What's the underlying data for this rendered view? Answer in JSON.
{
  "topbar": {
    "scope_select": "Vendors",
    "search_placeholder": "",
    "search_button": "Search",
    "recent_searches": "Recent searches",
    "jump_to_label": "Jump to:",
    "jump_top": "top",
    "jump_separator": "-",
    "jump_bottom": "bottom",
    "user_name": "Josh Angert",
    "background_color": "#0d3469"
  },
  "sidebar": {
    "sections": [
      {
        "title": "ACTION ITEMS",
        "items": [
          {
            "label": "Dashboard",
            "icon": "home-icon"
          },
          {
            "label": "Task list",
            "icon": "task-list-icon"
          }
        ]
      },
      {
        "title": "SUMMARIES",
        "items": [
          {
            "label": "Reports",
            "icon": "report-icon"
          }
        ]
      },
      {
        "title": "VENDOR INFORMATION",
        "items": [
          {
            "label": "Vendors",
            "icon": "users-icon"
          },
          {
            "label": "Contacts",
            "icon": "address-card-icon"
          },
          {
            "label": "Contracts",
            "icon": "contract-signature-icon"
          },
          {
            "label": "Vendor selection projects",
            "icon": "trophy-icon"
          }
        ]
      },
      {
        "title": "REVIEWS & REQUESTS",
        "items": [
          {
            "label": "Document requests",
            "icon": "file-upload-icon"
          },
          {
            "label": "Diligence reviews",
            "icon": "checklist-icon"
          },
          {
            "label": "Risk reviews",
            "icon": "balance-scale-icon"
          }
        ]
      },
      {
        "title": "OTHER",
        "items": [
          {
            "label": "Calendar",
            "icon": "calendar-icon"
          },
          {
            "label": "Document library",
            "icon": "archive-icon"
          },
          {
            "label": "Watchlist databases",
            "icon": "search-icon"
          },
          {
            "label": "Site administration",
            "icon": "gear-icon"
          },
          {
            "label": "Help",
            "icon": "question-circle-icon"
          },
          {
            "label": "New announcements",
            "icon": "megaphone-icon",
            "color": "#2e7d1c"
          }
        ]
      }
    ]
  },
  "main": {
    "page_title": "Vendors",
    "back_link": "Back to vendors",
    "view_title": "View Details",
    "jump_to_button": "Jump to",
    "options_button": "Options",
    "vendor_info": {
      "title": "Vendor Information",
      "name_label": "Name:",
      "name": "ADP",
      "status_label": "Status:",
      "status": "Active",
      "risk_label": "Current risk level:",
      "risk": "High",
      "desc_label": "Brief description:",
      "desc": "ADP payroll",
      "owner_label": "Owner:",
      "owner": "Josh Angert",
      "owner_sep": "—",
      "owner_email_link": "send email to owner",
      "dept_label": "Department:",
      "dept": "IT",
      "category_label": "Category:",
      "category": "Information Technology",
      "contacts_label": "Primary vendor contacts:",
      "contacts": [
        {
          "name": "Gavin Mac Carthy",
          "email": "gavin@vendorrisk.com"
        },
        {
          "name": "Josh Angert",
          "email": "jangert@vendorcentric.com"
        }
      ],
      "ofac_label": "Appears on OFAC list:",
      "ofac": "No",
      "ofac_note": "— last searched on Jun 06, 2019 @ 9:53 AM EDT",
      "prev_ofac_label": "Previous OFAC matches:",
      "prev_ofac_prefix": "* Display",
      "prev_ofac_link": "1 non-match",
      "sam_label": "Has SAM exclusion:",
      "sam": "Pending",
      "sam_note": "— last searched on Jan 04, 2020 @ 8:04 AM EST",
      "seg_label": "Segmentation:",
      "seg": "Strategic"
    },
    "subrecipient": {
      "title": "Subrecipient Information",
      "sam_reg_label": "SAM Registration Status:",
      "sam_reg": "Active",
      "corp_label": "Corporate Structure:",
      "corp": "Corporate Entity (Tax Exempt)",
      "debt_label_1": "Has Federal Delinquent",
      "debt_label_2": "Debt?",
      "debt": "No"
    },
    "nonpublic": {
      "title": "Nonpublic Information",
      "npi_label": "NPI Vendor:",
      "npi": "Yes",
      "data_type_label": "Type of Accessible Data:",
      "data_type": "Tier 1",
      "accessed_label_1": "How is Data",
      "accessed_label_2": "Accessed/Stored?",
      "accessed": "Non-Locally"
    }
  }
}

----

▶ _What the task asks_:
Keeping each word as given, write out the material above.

▶ _Solution_:
What's the underlying data for this rendered view? Answer in JSON.
{
  "topbar": {
    "scope_select": "Vendors",
    "search_placeholder": "",
    "search_button": "Search",
    "recent_searches": "Recent searches",
    "jump_to_label": "Jump to:",
    "jump_top": "top",
    "jump_separator": "-",
    "jump_bottom": "bottom",
    "user_name": "Josh Angert",
    "background_color": "#0d3469"
  },
  "sidebar": {
    "sections": [
      {
        "title": "ACTION ITEMS",
        "items": [
          {
            "label": "Dashboard",
            "icon": "home-icon"
          },
          {
            "label": "Task list",
            "icon": "task-list-icon"
          }
        ]
      },
      {
        "title": "SUMMARIES",
        "items": [
          {
            "label": "Reports",
            "icon": "report-icon"
          }
        ]
      },
      {
        "title": "VENDOR INFORMATION",
        "items": [
          {
            "label": "Vendors",
            "icon": "users-icon"
          },
          {
            "label": "Contacts",
            "icon": "address-card-icon"
          },
          {
            "label": "Contracts",
            "icon": "contract-signature-icon"
          },
          {
            "label": "Vendor selection projects",
            "icon": "trophy-icon"
          }
        ]
      },
      {
        "title": "REVIEWS & REQUESTS",
        "items": [
          {
            "label": "Document requests",
            "icon": "file-upload-icon"
          },
          {
            "label": "Diligence reviews",
            "icon": "checklist-icon"
          },
          {
            "label": "Risk reviews",
            "icon": "balance-scale-icon"
          }
        ]
      },
      {
        "title": "OTHER",
        "items": [
          {
            "label": "Calendar",
            "icon": "calendar-icon"
          },
          {
            "label": "Document library",
            "icon": "archive-icon"
          },
          {
            "label": "Watchlist databases",
            "icon": "search-icon"
          },
          {
            "label": "Site administration",
            "icon": "gear-icon"
          },
          {
            "label": "Help",
            "icon": "question-circle-icon"
          },
          {
            "label": "New announcements",
            "icon": "megaphone-icon",
            "color": "#2e7d1c"
          }
        ]
      }
    ]
  },
  "main": {
    "page_title": "Vendors",
    "back_link": "Back to vendors",
    "view_title": "View Details",
    "jump_to_button": "Jump to",
    "options_button": "Options",
    "vendor_info": {
      "title": "Vendor Information",
      "name_label": "Name:",
      "name": "ADP",
      "status_label": "Status:",
      "status": "Active",
      "risk_label": "Current risk level:",
      "risk": "High",
      "desc_label": "Brief description:",
      "desc": "ADP payroll",
      "owner_label": "Owner:",
      "owner": "Josh Angert",
      "owner_sep": "—",
      "owner_email_link": "send email to owner",
      "dept_label": "Department:",
      "dept": "IT",
      "category_label": "Category:",
      "category": "Information Technology",
      "contacts_label": "Primary vendor contacts:",
      "contacts": [
        {
          "name": "Gavin Mac Carthy",
          "email": "gavin@vendorrisk.com"
        },
        {
          "name": "Josh Angert",
          "email": "jangert@vendorcentric.com"
        }
      ],
      "ofac_label": "Appears on OFAC list:",
      "ofac": "No",
      "ofac_note": "— last searched on Jun 06, 2019 @ 9:53 AM EDT",
      "prev_ofac_label": "Previous OFAC matches:",
      "prev_ofac_prefix": "* Display",
      "prev_ofac_link": "1 non-match",
      "sam_label": "Has SAM exclusion:",
      "sam": "Pending",
      "sam_note": "— last searched on Jan 04, 2020 @ 8:04 AM EST",
      "seg_label": "Segmentation:",
      "seg": "Strategic"
    },
    "subrecipient": {
      "title": "Subrecipient Information",
      "sam_reg_label": "SAM Registration Status:",
      "sam_reg": "Active",
      "corp_label": "Corporate Structure:",
      "corp": "Corporate Entity (Tax Exempt)",
      "debt_label_1": "Has Federal Delinquent",
      "debt_label_2": "Debt?",
      "debt": "No"
    },
    "nonpublic": {
      "title": "Nonpublic Information",
      "npi_label": "NPI Vendor:",
      "npi": "Yes",
      "data_type_label": "Type of Accessible Data:",
      "data_type": "Tier 1",
      "accessed_label_1": "How is Data",
      "accessed_label_2": "Accessed/Stored?",
      "accessed": "Non-Locally"
    }
  }
}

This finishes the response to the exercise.